▶ **What to work on**
The records below are made of lines; count those holding the word "JSON" and give the number only.

─── Dataset records ───

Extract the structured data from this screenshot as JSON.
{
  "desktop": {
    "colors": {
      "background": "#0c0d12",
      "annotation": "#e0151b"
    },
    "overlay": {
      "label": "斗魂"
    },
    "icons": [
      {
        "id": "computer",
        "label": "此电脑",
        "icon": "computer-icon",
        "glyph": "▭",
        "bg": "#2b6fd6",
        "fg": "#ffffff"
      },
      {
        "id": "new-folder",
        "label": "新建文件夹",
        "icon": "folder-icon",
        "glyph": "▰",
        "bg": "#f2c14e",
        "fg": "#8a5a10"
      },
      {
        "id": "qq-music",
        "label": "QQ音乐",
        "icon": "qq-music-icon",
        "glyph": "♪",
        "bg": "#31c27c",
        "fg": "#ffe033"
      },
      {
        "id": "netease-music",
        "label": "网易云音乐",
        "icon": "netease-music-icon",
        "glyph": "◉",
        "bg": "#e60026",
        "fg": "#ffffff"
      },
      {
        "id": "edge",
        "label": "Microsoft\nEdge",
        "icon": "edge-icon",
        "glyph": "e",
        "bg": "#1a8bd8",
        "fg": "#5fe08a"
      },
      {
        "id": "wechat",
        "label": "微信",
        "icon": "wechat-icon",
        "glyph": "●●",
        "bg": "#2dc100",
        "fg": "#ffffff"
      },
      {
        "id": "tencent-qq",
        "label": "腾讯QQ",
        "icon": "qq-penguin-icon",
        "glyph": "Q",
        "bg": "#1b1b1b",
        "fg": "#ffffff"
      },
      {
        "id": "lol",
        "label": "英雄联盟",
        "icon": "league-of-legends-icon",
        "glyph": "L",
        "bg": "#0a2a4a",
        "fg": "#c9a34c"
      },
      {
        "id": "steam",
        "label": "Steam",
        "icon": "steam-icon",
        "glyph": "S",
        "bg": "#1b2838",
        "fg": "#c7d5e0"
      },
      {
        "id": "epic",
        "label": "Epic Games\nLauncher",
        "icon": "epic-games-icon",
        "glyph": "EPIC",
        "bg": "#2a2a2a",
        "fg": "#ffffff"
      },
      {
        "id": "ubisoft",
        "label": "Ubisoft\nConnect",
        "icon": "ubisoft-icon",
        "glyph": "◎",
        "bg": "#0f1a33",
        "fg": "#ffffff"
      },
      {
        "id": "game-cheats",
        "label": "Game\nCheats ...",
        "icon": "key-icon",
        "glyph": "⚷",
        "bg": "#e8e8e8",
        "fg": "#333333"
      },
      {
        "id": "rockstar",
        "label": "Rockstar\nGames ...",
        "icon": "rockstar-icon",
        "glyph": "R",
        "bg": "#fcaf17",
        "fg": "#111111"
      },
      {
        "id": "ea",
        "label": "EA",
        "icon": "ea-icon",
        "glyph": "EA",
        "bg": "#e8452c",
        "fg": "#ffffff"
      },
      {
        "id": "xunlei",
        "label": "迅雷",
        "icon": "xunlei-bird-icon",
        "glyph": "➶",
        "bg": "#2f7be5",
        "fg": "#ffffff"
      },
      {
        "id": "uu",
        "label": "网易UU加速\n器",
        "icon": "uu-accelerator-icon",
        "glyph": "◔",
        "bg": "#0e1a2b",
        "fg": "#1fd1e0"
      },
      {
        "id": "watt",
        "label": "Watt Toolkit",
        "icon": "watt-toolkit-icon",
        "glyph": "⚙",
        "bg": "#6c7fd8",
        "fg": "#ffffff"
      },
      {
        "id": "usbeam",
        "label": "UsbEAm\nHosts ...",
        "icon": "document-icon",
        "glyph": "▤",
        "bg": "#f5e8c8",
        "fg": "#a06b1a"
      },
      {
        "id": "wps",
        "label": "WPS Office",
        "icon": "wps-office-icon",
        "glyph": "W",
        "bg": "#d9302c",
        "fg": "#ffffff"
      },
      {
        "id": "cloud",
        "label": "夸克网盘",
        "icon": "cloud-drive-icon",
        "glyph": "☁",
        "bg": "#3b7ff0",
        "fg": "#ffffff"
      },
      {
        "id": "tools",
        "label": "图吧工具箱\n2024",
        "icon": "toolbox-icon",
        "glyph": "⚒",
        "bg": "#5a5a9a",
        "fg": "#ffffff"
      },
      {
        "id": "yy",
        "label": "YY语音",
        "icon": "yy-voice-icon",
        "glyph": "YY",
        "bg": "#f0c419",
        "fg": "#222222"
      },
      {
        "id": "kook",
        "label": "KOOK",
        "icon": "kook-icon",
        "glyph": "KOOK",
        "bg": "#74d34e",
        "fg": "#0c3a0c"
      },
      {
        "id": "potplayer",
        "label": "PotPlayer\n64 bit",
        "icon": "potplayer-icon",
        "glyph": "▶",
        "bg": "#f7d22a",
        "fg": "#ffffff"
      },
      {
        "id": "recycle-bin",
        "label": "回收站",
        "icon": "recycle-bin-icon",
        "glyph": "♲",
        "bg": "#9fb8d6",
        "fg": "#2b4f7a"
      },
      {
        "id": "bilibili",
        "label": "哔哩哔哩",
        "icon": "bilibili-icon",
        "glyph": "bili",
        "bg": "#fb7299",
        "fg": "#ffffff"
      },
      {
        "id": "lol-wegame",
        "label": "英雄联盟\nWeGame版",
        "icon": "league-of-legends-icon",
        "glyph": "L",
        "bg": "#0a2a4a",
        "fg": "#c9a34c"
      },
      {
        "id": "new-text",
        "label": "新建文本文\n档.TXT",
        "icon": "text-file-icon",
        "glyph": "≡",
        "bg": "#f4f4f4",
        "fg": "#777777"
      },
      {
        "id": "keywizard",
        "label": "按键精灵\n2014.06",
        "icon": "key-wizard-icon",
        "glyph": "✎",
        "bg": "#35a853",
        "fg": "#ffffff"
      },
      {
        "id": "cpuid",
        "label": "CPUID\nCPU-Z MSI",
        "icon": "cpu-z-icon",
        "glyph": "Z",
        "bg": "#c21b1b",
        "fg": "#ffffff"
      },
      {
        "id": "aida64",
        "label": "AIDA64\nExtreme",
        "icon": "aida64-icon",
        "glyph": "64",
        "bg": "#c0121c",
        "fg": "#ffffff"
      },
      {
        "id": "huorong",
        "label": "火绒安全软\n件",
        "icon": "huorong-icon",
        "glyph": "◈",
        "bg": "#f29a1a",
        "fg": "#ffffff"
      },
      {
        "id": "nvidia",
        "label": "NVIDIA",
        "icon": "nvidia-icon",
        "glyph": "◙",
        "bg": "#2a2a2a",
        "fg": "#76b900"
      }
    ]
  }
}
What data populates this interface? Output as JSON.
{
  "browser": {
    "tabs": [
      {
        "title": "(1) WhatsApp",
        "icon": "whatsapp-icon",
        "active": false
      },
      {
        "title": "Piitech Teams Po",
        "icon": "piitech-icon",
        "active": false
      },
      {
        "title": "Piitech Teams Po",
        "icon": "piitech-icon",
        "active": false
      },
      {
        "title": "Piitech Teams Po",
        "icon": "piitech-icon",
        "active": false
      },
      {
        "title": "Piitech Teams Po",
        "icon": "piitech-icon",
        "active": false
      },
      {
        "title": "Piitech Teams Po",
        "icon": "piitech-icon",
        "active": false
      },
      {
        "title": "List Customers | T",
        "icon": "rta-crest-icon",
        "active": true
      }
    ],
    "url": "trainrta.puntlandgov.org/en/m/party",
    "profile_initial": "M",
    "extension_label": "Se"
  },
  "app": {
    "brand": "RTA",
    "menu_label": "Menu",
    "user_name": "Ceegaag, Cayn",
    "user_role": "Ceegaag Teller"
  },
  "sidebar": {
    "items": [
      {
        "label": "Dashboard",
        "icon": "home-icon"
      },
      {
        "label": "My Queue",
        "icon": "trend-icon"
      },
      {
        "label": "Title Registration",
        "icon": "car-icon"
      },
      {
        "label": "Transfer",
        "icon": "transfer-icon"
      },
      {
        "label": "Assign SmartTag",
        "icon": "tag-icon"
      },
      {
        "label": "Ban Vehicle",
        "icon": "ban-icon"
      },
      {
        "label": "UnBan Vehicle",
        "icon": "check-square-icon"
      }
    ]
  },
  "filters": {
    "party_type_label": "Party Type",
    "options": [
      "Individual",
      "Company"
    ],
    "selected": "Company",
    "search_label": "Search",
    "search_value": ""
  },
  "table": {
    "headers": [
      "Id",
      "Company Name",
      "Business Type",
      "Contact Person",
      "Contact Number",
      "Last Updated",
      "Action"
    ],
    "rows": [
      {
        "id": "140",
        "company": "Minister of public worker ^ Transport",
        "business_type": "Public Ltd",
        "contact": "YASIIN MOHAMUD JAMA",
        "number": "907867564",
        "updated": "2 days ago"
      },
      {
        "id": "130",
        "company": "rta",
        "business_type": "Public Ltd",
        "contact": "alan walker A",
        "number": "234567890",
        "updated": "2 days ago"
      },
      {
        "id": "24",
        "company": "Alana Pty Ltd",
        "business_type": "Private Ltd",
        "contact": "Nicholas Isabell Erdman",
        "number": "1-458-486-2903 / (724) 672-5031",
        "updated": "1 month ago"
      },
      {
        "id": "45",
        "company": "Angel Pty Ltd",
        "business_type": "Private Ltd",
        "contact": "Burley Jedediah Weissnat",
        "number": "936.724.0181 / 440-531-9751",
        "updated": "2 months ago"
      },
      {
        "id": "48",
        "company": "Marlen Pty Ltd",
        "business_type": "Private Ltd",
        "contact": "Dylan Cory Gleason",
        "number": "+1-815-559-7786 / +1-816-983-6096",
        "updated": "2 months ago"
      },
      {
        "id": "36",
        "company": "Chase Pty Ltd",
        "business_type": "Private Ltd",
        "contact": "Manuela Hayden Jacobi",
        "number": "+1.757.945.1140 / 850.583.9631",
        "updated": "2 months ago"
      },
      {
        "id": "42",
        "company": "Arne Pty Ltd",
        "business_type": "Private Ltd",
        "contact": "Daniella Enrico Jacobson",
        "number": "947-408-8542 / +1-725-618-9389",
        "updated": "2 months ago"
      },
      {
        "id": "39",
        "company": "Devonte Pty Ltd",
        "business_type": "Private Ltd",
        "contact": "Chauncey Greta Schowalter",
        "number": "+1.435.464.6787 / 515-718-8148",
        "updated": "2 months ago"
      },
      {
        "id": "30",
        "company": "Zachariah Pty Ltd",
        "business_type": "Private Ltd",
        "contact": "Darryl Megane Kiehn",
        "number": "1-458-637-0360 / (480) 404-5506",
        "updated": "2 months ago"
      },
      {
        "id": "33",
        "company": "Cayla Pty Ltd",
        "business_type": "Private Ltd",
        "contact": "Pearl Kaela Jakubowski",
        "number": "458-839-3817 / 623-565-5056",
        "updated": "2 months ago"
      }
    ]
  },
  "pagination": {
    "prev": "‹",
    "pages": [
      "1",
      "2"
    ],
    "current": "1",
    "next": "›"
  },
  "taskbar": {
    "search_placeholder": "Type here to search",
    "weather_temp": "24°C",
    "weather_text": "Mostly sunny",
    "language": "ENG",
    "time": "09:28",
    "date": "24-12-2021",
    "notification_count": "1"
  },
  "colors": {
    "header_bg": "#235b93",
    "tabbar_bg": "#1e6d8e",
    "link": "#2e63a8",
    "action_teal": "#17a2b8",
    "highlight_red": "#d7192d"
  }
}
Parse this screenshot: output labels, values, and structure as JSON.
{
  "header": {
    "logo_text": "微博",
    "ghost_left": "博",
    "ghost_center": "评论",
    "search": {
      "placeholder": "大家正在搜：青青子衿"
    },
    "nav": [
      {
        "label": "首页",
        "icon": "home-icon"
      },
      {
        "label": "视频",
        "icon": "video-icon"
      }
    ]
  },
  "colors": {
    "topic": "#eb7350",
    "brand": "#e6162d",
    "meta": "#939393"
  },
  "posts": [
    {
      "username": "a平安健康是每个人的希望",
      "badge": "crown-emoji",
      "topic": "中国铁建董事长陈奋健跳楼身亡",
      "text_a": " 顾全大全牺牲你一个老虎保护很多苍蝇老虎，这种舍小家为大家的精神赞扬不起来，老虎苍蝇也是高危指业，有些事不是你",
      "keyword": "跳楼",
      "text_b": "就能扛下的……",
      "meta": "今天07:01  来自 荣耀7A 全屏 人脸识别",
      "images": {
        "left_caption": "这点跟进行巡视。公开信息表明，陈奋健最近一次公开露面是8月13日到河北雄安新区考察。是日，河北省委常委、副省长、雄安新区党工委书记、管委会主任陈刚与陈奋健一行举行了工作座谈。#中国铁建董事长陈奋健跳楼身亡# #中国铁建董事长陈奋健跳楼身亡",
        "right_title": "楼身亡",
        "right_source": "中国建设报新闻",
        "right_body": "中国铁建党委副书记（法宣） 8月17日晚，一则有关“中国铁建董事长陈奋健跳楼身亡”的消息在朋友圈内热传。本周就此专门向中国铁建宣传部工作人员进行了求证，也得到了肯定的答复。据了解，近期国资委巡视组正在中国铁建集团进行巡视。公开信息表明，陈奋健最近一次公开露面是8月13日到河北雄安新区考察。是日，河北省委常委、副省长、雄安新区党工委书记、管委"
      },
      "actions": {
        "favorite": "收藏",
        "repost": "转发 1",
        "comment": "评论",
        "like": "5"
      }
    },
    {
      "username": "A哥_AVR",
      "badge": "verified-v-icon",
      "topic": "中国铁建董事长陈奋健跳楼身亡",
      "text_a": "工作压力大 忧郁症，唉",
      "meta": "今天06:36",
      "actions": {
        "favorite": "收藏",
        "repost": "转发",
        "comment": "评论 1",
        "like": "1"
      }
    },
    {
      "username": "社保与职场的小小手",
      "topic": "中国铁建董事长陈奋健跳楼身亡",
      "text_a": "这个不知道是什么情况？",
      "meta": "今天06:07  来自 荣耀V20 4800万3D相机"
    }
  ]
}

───

▶ **Solution**
3